BEGIN

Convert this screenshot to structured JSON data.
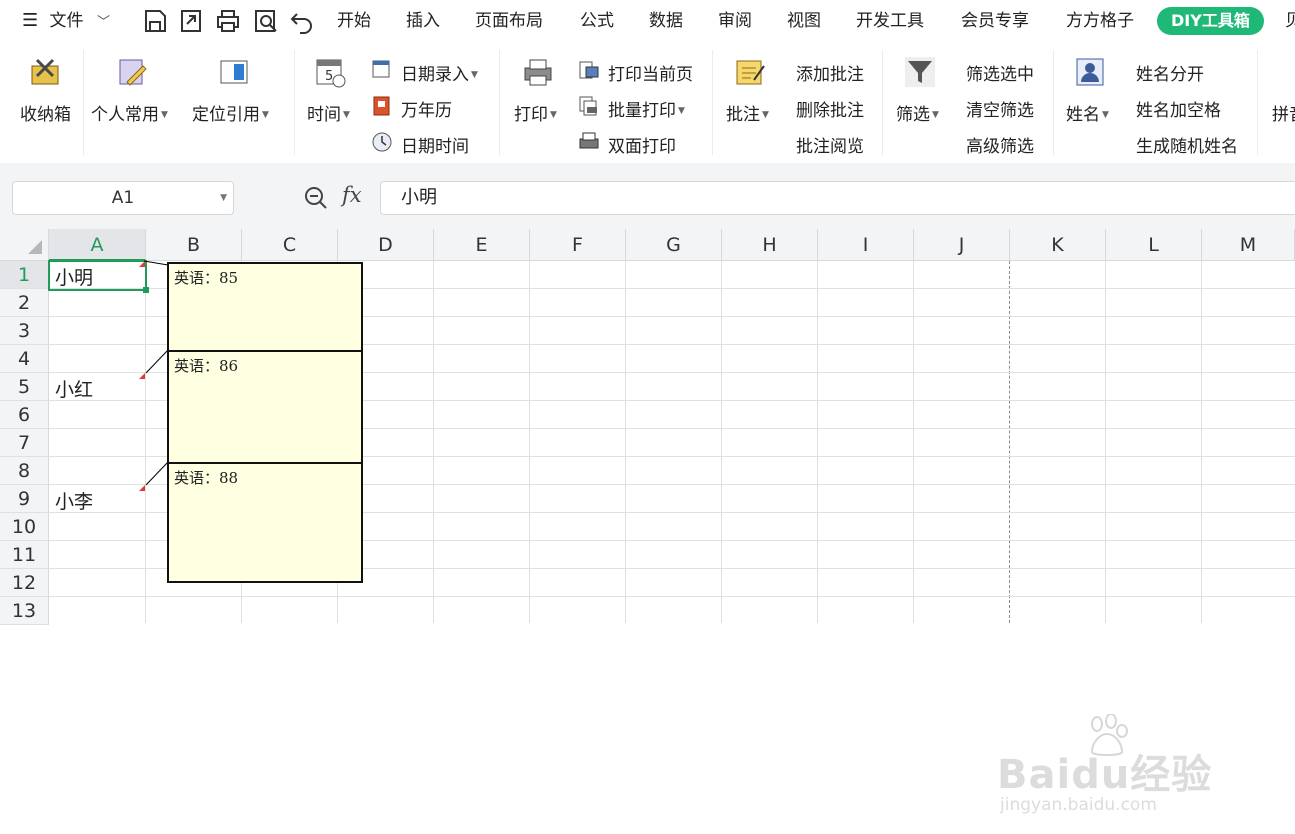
{
  "menubar": {
    "file_menu": "文件",
    "tabs": [
      "开始",
      "插入",
      "页面布局",
      "公式",
      "数据",
      "审阅",
      "视图",
      "开发工具",
      "会员专享",
      "方方格子"
    ],
    "active_tab": "DIY工具箱",
    "overflow_tab_fragment": "贝"
  },
  "ribbon": {
    "toolbox": "收纳箱",
    "personal": "个人常用",
    "locate_ref": "定位引用",
    "time": "时间",
    "date_entry": "日期录入",
    "calendar": "万年历",
    "date_time": "日期时间",
    "print": "打印",
    "print_current": "打印当前页",
    "batch_print": "批量打印",
    "duplex_print": "双面打印",
    "comment": "批注",
    "add_comment": "添加批注",
    "delete_comment": "删除批注",
    "view_comment": "批注阅览",
    "filter": "筛选",
    "filter_select": "筛选选中",
    "clear_filter": "清空筛选",
    "advanced_filter": "高级筛选",
    "name": "姓名",
    "split_name": "姓名分开",
    "name_space": "姓名加空格",
    "random_name": "生成随机姓名",
    "overflow_fragment": "拼音"
  },
  "formula_bar": {
    "cell_ref": "A1",
    "fx_label": "fx",
    "content": "小明"
  },
  "sheet": {
    "columns": [
      "A",
      "B",
      "C",
      "D",
      "E",
      "F",
      "G",
      "H",
      "I",
      "J",
      "K",
      "L",
      "M"
    ],
    "rows": [
      "1",
      "2",
      "3",
      "4",
      "5",
      "6",
      "7",
      "8",
      "9",
      "10",
      "11",
      "12",
      "13"
    ],
    "cells": {
      "A1": "小明",
      "A5": "小红",
      "A9": "小李"
    },
    "comments": [
      {
        "cell": "A1",
        "text": "英语：85"
      },
      {
        "cell": "A5",
        "text": "英语：86"
      },
      {
        "cell": "A9",
        "text": "英语：88"
      }
    ]
  },
  "watermark": {
    "brand": "Baidu经验",
    "url": "jingyan.baidu.com"
  }
}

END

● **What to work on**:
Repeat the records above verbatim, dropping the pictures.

● **Exercise output**:
Convert this screenshot to structured JSON data.
{
  "menubar": {
    "file_menu": "文件",
    "tabs": [
      "开始",
      "插入",
      "页面布局",
      "公式",
      "数据",
      "审阅",
      "视图",
      "开发工具",
      "会员专享",
      "方方格子"
    ],
    "active_tab": "DIY工具箱",
    "overflow_tab_fragment": "贝"
  },
  "ribbon": {
    "toolbox": "收纳箱",
    "personal": "个人常用",
    "locate_ref": "定位引用",
    "time": "时间",
    "date_entry": "日期录入",
    "calendar": "万年历",
    "date_time": "日期时间",
    "print": "打印",
    "print_current": "打印当前页",
    "batch_print": "批量打印",
    "duplex_print": "双面打印",
    "comment": "批注",
    "add_comment": "添加批注",
    "delete_comment": "删除批注",
    "view_comment": "批注阅览",
    "filter": "筛选",
    "filter_select": "筛选选中",
    "clear_filter": "清空筛选",
    "advanced_filter": "高级筛选",
    "name": "姓名",
    "split_name": "姓名分开",
    "name_space": "姓名加空格",
    "random_name": "生成随机姓名",
    "overflow_fragment": "拼音"
  },
  "formula_bar": {
    "cell_ref": "A1",
    "fx_label": "fx",
    "content": "小明"
  },
  "sheet": {
    "columns": [
      "A",
      "B",
      "C",
      "D",
      "E",
      "F",
      "G",
      "H",
      "I",
      "J",
      "K",
      "L",
      "M"
    ],
    "rows": [
      "1",
      "2",
      "3",
      "4",
      "5",
      "6",
      "7",
      "8",
      "9",
      "10",
      "11",
      "12",
      "13"
    ],
    "cells": {
      "A1": "小明",
      "A5": "小红",
      "A9": "小李"
    },
    "comments": [
      {
        "cell": "A1",
        "text": "英语：85"
      },
      {
        "cell": "A5",
        "text": "英语：86"
      },
      {
        "cell": "A9",
        "text": "英语：88"
      }
    ]
  },
  "watermark": {
    "brand": "Baidu经验",
    "url": "jingyan.baidu.com"
  }
}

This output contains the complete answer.